What is being asked — Copy out every line of the listing in which "label" appears.

Data extract —

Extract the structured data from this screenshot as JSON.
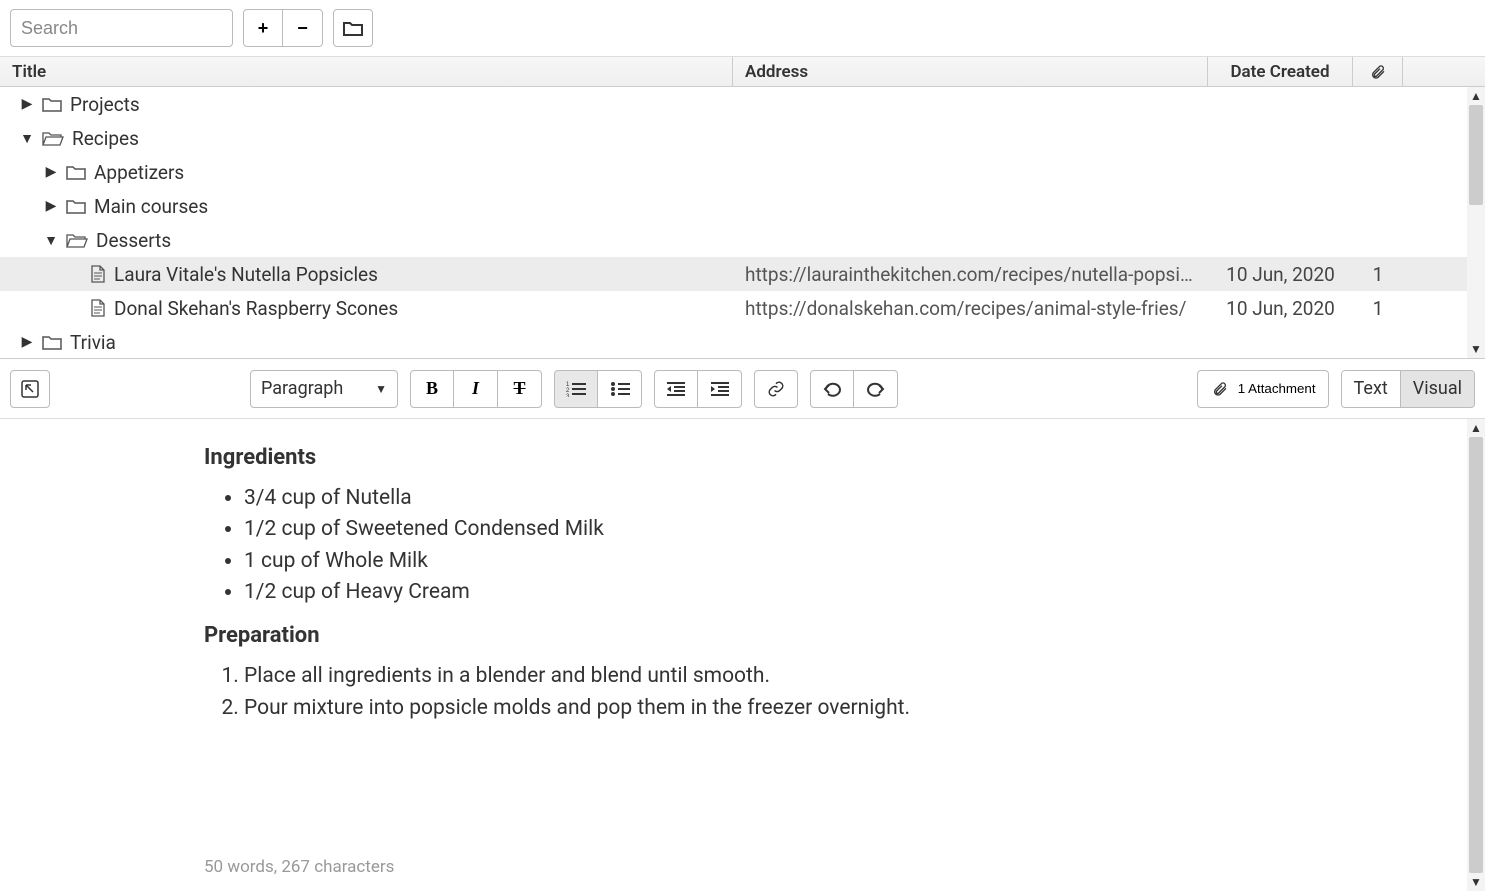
{
  "topbar": {
    "search_placeholder": "Search",
    "plus": "+",
    "minus": "−"
  },
  "headers": {
    "title": "Title",
    "address": "Address",
    "date": "Date Created"
  },
  "tree": [
    {
      "indent": 0,
      "toggle": "▶",
      "icon": "folder",
      "label": "Projects",
      "addr": "",
      "date": "",
      "att": ""
    },
    {
      "indent": 0,
      "toggle": "▼",
      "icon": "folder-open",
      "label": "Recipes",
      "addr": "",
      "date": "",
      "att": ""
    },
    {
      "indent": 1,
      "toggle": "▶",
      "icon": "folder",
      "label": "Appetizers",
      "addr": "",
      "date": "",
      "att": ""
    },
    {
      "indent": 1,
      "toggle": "▶",
      "icon": "folder",
      "label": "Main courses",
      "addr": "",
      "date": "",
      "att": ""
    },
    {
      "indent": 1,
      "toggle": "▼",
      "icon": "folder-open",
      "label": "Desserts",
      "addr": "",
      "date": "",
      "att": ""
    },
    {
      "indent": 2,
      "toggle": "",
      "icon": "file",
      "label": "Laura Vitale's Nutella Popsicles",
      "addr": "https://laurainthekitchen.com/recipes/nutella-popsicles/",
      "date": "10 Jun, 2020",
      "att": "1",
      "selected": true
    },
    {
      "indent": 2,
      "toggle": "",
      "icon": "file",
      "label": "Donal Skehan's Raspberry Scones",
      "addr": "https://donalskehan.com/recipes/animal-style-fries/",
      "date": "10 Jun, 2020",
      "att": "1"
    },
    {
      "indent": 0,
      "toggle": "▶",
      "icon": "folder",
      "label": "Trivia",
      "addr": "",
      "date": "",
      "att": ""
    }
  ],
  "editor_toolbar": {
    "paragraph": "Paragraph",
    "attachment": "1 Attachment",
    "text_tab": "Text",
    "visual_tab": "Visual"
  },
  "content": {
    "h_ingredients": "Ingredients",
    "ingredients": [
      "3/4 cup of Nutella",
      "1/2 cup of Sweetened Condensed Milk",
      "1 cup of Whole Milk",
      "1/2 cup of Heavy Cream"
    ],
    "h_preparation": "Preparation",
    "steps": [
      "Place all ingredients in a blender and blend until smooth.",
      "Pour mixture into popsicle molds and pop them in the freezer overnight."
    ]
  },
  "status": "50 words, 267 characters"
}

Solution to this problem —
      "label": "Projects",
      "label": "Recipes",
      "label": "Appetizers",
      "label": "Main courses",
      "label": "Desserts",
      "label": "Laura Vitale's Nutella Popsicles",
      "label": "Donal Skehan's Raspberry Scones",
      "label": "Trivia",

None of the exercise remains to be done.